== Exercise requirements ==
Where a line in the listing below holds the word "this", count that line; give the total alone.

== Provided data ==
Start of Block
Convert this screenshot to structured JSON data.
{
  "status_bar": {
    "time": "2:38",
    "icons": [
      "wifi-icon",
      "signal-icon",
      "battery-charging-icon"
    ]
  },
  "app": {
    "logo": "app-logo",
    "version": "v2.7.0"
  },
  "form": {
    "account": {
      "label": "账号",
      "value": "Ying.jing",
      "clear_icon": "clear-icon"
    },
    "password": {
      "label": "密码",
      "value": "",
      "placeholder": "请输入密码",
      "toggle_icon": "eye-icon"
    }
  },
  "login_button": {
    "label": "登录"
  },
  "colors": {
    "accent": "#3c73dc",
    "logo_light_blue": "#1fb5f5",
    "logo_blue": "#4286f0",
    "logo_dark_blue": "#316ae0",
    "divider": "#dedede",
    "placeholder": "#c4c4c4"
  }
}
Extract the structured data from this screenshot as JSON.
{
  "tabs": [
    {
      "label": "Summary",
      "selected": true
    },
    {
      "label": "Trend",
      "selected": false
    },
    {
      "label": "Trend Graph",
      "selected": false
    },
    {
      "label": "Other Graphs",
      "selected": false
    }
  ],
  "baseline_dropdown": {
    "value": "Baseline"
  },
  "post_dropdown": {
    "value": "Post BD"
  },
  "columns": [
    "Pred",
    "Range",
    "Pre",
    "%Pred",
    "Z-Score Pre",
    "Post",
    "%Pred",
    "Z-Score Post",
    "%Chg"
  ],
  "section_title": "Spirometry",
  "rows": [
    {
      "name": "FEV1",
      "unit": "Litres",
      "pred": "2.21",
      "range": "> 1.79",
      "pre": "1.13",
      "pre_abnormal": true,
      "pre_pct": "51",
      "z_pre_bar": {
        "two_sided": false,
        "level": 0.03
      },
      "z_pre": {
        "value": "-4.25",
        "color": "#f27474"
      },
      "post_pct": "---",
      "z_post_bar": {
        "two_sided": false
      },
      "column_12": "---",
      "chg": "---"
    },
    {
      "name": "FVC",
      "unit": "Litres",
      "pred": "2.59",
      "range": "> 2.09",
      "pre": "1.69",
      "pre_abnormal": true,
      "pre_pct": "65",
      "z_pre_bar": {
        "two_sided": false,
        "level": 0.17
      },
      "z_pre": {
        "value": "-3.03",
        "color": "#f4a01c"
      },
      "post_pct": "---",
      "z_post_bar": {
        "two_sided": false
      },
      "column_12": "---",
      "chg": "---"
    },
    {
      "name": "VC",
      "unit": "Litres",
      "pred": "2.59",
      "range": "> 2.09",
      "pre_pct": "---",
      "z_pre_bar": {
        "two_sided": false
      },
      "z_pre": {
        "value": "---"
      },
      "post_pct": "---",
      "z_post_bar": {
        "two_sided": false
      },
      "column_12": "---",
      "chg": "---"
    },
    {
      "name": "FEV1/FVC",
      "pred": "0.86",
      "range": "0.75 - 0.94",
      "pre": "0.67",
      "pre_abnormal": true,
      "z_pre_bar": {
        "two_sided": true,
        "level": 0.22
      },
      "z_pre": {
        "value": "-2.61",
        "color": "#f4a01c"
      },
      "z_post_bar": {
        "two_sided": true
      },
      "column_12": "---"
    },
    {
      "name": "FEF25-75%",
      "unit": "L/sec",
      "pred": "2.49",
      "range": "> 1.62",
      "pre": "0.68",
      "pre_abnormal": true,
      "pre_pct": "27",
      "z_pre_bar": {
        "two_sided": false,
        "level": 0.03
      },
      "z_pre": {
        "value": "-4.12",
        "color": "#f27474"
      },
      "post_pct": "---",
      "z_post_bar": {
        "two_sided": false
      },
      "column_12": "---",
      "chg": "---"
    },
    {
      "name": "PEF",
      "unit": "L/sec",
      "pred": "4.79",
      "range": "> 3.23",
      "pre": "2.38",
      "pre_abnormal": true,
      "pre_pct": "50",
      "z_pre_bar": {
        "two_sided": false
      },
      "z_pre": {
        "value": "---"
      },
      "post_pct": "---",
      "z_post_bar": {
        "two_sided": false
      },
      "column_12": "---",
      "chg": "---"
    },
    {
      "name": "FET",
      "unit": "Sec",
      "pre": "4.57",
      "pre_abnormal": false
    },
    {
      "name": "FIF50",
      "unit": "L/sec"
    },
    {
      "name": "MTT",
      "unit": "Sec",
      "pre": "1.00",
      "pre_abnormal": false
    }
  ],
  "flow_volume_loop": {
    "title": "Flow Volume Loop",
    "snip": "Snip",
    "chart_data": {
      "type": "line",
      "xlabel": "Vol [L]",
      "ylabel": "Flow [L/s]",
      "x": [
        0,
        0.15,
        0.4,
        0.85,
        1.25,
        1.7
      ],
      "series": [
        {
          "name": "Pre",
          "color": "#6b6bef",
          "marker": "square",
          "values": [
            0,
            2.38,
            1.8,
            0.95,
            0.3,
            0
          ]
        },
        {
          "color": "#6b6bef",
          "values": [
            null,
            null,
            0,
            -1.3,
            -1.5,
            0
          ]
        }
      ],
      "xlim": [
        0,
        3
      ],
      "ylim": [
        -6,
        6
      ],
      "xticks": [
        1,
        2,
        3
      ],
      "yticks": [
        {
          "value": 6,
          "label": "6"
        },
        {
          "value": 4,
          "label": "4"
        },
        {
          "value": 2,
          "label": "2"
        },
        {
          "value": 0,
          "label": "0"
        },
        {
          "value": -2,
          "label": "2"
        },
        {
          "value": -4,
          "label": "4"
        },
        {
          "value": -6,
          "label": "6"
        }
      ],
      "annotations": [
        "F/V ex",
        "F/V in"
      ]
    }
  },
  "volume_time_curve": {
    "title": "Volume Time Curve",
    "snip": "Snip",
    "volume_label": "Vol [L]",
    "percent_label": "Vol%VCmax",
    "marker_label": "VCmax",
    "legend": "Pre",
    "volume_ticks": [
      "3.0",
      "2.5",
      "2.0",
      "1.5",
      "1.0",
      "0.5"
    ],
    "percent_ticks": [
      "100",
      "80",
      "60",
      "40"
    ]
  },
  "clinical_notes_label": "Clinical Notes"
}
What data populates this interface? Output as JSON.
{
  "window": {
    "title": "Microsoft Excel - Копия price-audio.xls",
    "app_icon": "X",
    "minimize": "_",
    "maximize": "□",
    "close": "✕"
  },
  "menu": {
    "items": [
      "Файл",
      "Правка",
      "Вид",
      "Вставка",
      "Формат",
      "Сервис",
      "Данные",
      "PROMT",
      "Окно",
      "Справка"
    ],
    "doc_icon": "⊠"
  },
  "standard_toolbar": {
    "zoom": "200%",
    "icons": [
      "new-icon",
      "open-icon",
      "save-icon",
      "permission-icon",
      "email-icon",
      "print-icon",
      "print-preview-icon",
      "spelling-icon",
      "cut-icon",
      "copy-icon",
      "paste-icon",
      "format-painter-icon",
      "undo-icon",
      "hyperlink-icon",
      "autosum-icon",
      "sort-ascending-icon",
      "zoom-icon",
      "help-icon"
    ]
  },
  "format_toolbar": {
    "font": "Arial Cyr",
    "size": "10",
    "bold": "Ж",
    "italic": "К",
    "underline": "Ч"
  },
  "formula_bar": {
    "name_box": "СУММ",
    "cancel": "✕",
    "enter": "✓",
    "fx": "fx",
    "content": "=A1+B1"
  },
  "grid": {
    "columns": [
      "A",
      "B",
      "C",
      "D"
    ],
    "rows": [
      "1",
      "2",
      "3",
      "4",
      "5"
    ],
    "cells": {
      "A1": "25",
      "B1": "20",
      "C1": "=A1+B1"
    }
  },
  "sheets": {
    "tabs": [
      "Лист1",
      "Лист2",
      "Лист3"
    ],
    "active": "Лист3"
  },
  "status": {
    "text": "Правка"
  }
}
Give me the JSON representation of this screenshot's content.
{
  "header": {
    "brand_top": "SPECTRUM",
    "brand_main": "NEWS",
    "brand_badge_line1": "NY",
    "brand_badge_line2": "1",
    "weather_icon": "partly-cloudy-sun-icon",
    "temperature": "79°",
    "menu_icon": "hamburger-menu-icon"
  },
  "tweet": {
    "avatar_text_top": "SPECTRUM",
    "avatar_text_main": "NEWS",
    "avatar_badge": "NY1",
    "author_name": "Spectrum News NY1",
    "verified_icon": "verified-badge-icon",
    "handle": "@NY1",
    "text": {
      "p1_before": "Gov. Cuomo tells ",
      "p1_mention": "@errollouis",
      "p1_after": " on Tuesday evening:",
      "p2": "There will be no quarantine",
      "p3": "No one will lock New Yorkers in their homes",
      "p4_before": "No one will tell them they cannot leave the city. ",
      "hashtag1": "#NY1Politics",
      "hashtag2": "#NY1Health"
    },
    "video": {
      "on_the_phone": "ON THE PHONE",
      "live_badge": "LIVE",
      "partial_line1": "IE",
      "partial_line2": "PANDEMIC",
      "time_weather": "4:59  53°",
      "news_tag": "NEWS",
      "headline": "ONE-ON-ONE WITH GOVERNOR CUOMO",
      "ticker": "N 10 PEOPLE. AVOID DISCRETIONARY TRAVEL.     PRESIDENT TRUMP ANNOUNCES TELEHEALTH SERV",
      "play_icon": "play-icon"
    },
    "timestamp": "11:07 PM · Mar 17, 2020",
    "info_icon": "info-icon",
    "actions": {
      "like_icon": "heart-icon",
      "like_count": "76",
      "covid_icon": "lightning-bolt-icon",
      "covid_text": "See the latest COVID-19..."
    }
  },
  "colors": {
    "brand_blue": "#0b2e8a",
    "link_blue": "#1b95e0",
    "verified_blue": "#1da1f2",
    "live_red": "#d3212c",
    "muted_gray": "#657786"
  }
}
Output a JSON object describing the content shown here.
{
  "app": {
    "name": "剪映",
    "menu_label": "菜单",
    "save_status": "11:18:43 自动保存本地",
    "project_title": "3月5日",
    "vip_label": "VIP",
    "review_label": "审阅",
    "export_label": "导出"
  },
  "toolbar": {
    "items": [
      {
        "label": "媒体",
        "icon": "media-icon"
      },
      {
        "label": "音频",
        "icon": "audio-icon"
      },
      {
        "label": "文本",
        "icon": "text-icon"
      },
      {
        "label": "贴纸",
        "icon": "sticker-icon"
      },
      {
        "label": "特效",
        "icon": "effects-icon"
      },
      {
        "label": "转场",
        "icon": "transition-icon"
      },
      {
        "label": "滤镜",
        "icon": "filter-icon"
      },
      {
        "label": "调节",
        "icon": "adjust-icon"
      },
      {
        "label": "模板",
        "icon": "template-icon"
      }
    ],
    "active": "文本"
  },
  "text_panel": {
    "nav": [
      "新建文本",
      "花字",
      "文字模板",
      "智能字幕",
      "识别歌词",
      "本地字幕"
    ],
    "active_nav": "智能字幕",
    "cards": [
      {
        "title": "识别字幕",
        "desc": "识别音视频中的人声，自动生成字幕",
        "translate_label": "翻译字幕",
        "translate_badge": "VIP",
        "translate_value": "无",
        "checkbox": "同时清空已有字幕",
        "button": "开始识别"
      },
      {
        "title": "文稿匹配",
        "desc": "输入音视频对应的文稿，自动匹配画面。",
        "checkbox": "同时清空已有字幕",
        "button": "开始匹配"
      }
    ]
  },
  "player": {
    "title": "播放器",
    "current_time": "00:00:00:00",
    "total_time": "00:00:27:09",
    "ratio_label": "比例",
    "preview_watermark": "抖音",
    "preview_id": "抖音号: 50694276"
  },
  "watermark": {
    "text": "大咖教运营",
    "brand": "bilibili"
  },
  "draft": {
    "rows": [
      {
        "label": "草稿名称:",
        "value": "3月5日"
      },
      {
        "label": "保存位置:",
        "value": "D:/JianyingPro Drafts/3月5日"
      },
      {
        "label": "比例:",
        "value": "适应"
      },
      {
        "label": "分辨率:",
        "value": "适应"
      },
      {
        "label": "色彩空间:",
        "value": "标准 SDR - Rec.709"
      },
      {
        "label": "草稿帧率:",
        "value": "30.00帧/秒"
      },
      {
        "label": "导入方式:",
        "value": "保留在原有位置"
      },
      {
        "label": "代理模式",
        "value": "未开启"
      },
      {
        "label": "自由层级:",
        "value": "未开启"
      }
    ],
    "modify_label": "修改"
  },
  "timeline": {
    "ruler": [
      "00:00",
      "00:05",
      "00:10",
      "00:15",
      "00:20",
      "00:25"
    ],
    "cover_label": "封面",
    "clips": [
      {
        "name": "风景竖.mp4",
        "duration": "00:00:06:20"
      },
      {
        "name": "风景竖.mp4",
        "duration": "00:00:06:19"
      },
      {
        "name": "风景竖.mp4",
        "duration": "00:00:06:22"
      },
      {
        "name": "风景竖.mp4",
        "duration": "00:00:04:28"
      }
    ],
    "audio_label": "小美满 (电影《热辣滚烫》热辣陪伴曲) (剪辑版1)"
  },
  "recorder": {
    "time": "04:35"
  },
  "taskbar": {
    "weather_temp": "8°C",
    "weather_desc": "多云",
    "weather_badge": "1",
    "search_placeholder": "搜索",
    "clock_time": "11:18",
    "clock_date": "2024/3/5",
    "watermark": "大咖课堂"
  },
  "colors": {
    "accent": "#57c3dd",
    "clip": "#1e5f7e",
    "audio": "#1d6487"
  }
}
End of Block
== Response to the exercise ==
4